Author: Jule Meeringa, (German –>English Translation by Terry Laster)
Genre: Contemporary, Romance
Rating: 1 Star
Between raising her seven-year-old daughter and maintaining her job, single mom Nele needs a break. When friends offer to take her daughter, Paula, on vacation with them, it’s the perfect opportunity for Nele to have an adventure of her own.
Nele’s track record with men is bleak, so when she goes on a North Sea getaway, the last thing she expects is romance. But that’s what she finds in the beguiling Mathis, a man twenty-five years her senior. Like Nele, Mathis longs to break free from the ordinary. But are their circumstances too complicated to allow a future together? Nele has her doubts—especially after she returns home to find that her ex, a handsome doctor, is back and ready to settle down.
Now Nele faces a choice, between two different men and two very different lives. Which is the path to her future—and her truest self?
WARNING – SPOILERS MAY ENSUE BEYOND THIS POINT – REVIEW BELOW
Did. Not. Finish. I desperately wanted to like this book. I’m a tried and true romance reader at heart, and so when I got a copy of Sea Air by Jule Meeringa, I had decent expectations that I was going to like the story, even if the synopsis wasn’t entirely right up my alley. Let’s be honest, I’m not a huge fan of massive age gaps in couples. It’s not that I’m inherently against age gaps… my own parents were nearly 10 years apart in age… but 25 years is an exceedingly large age gap. That’s like a guy dating someone his daughter’s age.
Unfortunately, I didn’t get far enough into the story to base my dislike of the book on the age gap. You see, Sea Air was originally written in the German language—and I’m sure that written in it’s native language, it is quite well done—but, somewhere in translation the heart of the narrative got lost. The text is incredibly dry. It lacks the engaging quality that I often search for in books, the quality that makes me want to continue reading. By the end of the first chapter, It was already beginning to drag. It felt as if the life of the character’s narrative had been sucked out and only sentence structure remained. I’ll go ahead and say it—it was boring.

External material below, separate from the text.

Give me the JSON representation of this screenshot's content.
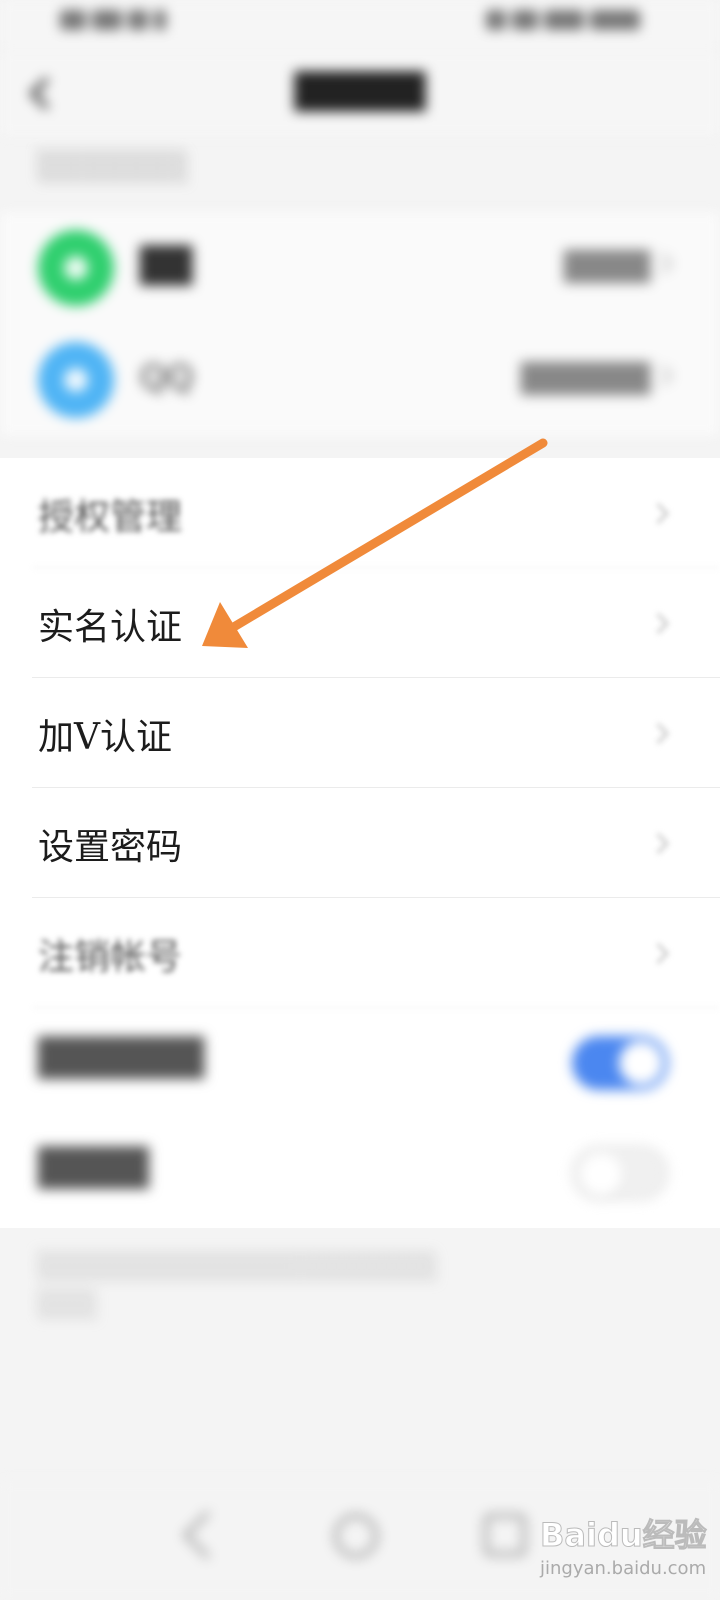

To make matters worse, Nele and Mathis lacked chemistry. Other than the fact that Nele was interested in Mathis’ life story, the first few days she met him didn’t indicate any romance at all. Mathis was a mysterious, quirky, older guy with children, and as he indicated to Nele, a wife. He talked about himself in third-person. Nele was hardly better. She seemed to lack any obvious connection to her own daughter—it was as if they were strangers—and within 24 hours of meeting Mathis, was asking this complete stranger if she could rest her head in his lap. This is the point at which I threw in the towel.
I have a feeling that a lot of what made this book good was lost in translation, and it’s unfortunate. I just couldn’t push myself to read anymore. I wasn’t engaged, and there came a point where I just couldn’t push myself to read any more. There may be someone out there who will like this book more than I did—particularly if you’re from Germany and can maybe pick up on some of the familiar nuances of their social interaction… but it wasn’t for me.